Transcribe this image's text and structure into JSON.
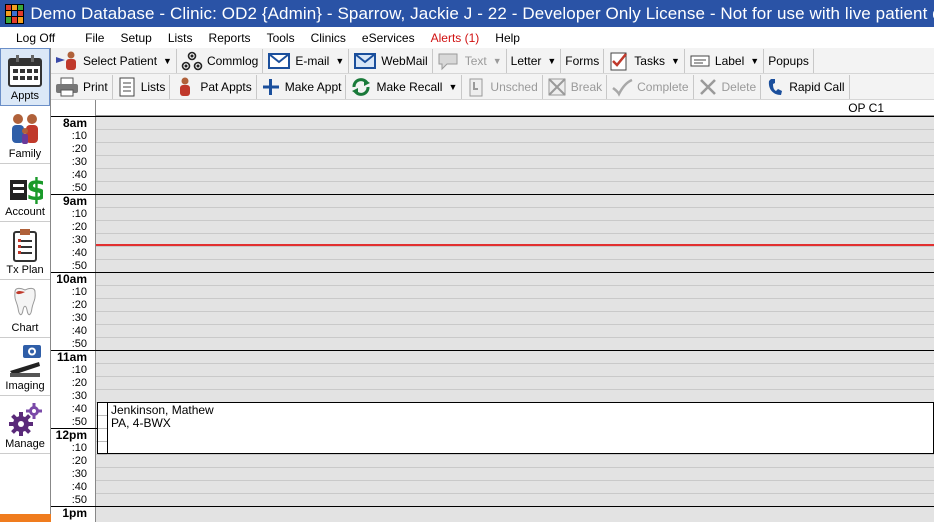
{
  "window": {
    "title": "Demo Database - Clinic: OD2 {Admin} - Sparrow, Jackie J - 22 - Developer Only License - Not for use with live patient data"
  },
  "menu": [
    "Log Off",
    "File",
    "Setup",
    "Lists",
    "Reports",
    "Tools",
    "Clinics",
    "eServices",
    "Alerts (1)",
    "Help"
  ],
  "modules": [
    {
      "label": "Appts",
      "icon": "calendar-icon"
    },
    {
      "label": "Family",
      "icon": "family-icon"
    },
    {
      "label": "Account",
      "icon": "dollar-icon"
    },
    {
      "label": "Tx Plan",
      "icon": "clipboard-icon"
    },
    {
      "label": "Chart",
      "icon": "tooth-icon"
    },
    {
      "label": "Imaging",
      "icon": "camera-icon"
    },
    {
      "label": "Manage",
      "icon": "gears-icon"
    }
  ],
  "toolbar1": [
    "Select Patient",
    "Commlog",
    "E-mail",
    "WebMail",
    "Text",
    "Letter",
    "Forms",
    "Tasks",
    "Label",
    "Popups"
  ],
  "toolbar2": [
    "Print",
    "Lists",
    "Pat Appts",
    "Make Appt",
    "Make Recall",
    "Unsched",
    "Break",
    "Complete",
    "Delete",
    "Rapid Call"
  ],
  "schedule": {
    "operatory": "OP C1",
    "times": [
      {
        "hour": "8am",
        "subs": [
          ":10",
          ":20",
          ":30",
          ":40",
          ":50"
        ]
      },
      {
        "hour": "9am",
        "subs": [
          ":10",
          ":20",
          ":30",
          ":40",
          ":50"
        ]
      },
      {
        "hour": "10am",
        "subs": [
          ":10",
          ":20",
          ":30",
          ":40",
          ":50"
        ]
      },
      {
        "hour": "11am",
        "subs": [
          ":10",
          ":20",
          ":30",
          ":40",
          ":50"
        ]
      },
      {
        "hour": "12pm",
        "subs": [
          ":10",
          ":20",
          ":30",
          ":40",
          ":50"
        ]
      },
      {
        "hour": "1pm",
        "subs": []
      }
    ],
    "appointment": {
      "patient": "Jenkinson, Mathew",
      "details": "PA, 4-BWX"
    }
  },
  "colors": {
    "titlebar": "#2a53a6",
    "alert": "#d01010",
    "timeline": "#e23030",
    "module_strip": "#f07c1e"
  }
}
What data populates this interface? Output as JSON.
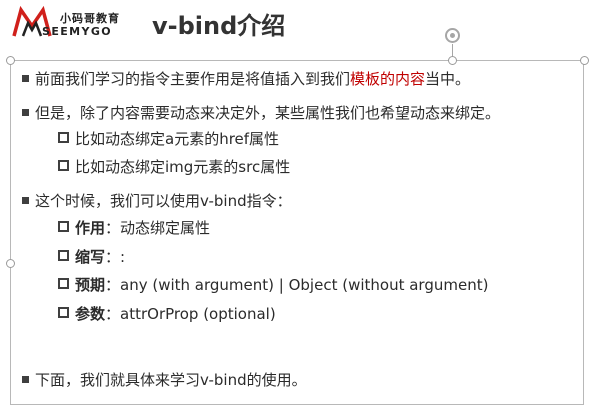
{
  "header": {
    "logo_cn": "小码哥教育",
    "logo_en": "SEEMYGO",
    "title": "v-bind介绍"
  },
  "lines": {
    "p1": {
      "pre": "前面我们学习的指令主要作用是将值插入到我们",
      "highlight": "模板的内容",
      "post": "当中。"
    },
    "p2": {
      "text": "但是，除了内容需要动态来决定外，某些属性我们也希望动态来绑定。"
    },
    "p2a": {
      "text": "比如动态绑定a元素的href属性"
    },
    "p2b": {
      "text": "比如动态绑定img元素的src属性"
    },
    "p3": {
      "text": "这个时候，我们可以使用v-bind指令："
    },
    "p3a": {
      "label": "作用",
      "value": "：动态绑定属性"
    },
    "p3b": {
      "label": "缩写",
      "value": "：:"
    },
    "p3c": {
      "label": "预期",
      "value": "：any (with argument) | Object (without argument)"
    },
    "p3d": {
      "label": "参数",
      "value": "：attrOrProp (optional)"
    },
    "p4": {
      "text": "下面，我们就具体来学习v-bind的使用。"
    }
  },
  "colors": {
    "highlight": "#c00000",
    "logo_red": "#d0201b",
    "text": "#2b2b2b"
  }
}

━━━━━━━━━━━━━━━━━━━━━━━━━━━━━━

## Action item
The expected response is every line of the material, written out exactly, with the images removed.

## Task answer
Transcribe this image's text and structure into JSON.
{
  "window": {
    "title": "Demo Database - Clinic: OD2 {Admin} - Sparrow, Jackie J - 22 - Developer Only License - Not for use with live patient data"
  },
  "menu": [
    "Log Off",
    "File",
    "Setup",
    "Lists",
    "Reports",
    "Tools",
    "Clinics",
    "eServices",
    "Alerts (1)",
    "Help"
  ],
  "modules": [
    {
      "label": "Appts",
      "icon": "calendar-icon"
    },
    {
      "label": "Family",
      "icon": "family-icon"
    },
    {
      "label": "Account",
      "icon": "dollar-icon"
    },
    {
      "label": "Tx Plan",
      "icon": "clipboard-icon"
    },
    {
      "label": "Chart",
      "icon": "tooth-icon"
    },
    {
      "label": "Imaging",
      "icon": "camera-icon"
    },
    {
      "label": "Manage",
      "icon": "gears-icon"
    }
  ],
  "toolbar1": [
    "Select Patient",
    "Commlog",
    "E-mail",
    "WebMail",
    "Text",
    "Letter",
    "Forms",
    "Tasks",
    "Label",
    "Popups"
  ],
  "toolbar2": [
    "Print",
    "Lists",
    "Pat Appts",
    "Make Appt",
    "Make Recall",
    "Unsched",
    "Break",
    "Complete",
    "Delete",
    "Rapid Call"
  ],
  "schedule": {
    "operatory": "OP C1",
    "times": [
      {
        "hour": "8am",
        "subs": [
          ":10",
          ":20",
          ":30",
          ":40",
          ":50"
        ]
      },
      {
        "hour": "9am",
        "subs": [
          ":10",
          ":20",
          ":30",
          ":40",
          ":50"
        ]
      },
      {
        "hour": "10am",
        "subs": [
          ":10",
          ":20",
          ":30",
          ":40",
          ":50"
        ]
      },
      {
        "hour": "11am",
        "subs": [
          ":10",
          ":20",
          ":30",
          ":40",
          ":50"
        ]
      },
      {
        "hour": "12pm",
        "subs": [
          ":10",
          ":20",
          ":30",
          ":40",
          ":50"
        ]
      },
      {
        "hour": "1pm",
        "subs": []
      }
    ],
    "appointment": {
      "patient": "Jenkinson, Mathew",
      "details": "PA, 4-BWX"
    }
  },
  "colors": {
    "titlebar": "#2a53a6",
    "alert": "#d01010",
    "timeline": "#e23030",
    "module_strip": "#f07c1e"
  }
}
What data populates this interface? Output as JSON.
{
  "header": {
    "logo_cn": "小码哥教育",
    "logo_en": "SEEMYGO",
    "title": "v-bind介绍"
  },
  "lines": {
    "p1": {
      "pre": "前面我们学习的指令主要作用是将值插入到我们",
      "highlight": "模板的内容",
      "post": "当中。"
    },
    "p2": {
      "text": "但是，除了内容需要动态来决定外，某些属性我们也希望动态来绑定。"
    },
    "p2a": {
      "text": "比如动态绑定a元素的href属性"
    },
    "p2b": {
      "text": "比如动态绑定img元素的src属性"
    },
    "p3": {
      "text": "这个时候，我们可以使用v-bind指令："
    },
    "p3a": {
      "label": "作用",
      "value": "：动态绑定属性"
    },
    "p3b": {
      "label": "缩写",
      "value": "：:"
    },
    "p3c": {
      "label": "预期",
      "value": "：any (with argument) | Object (without argument)"
    },
    "p3d": {
      "label": "参数",
      "value": "：attrOrProp (optional)"
    },
    "p4": {
      "text": "下面，我们就具体来学习v-bind的使用。"
    }
  },
  "colors": {
    "highlight": "#c00000",
    "logo_red": "#d0201b",
    "text": "#2b2b2b"
  }
}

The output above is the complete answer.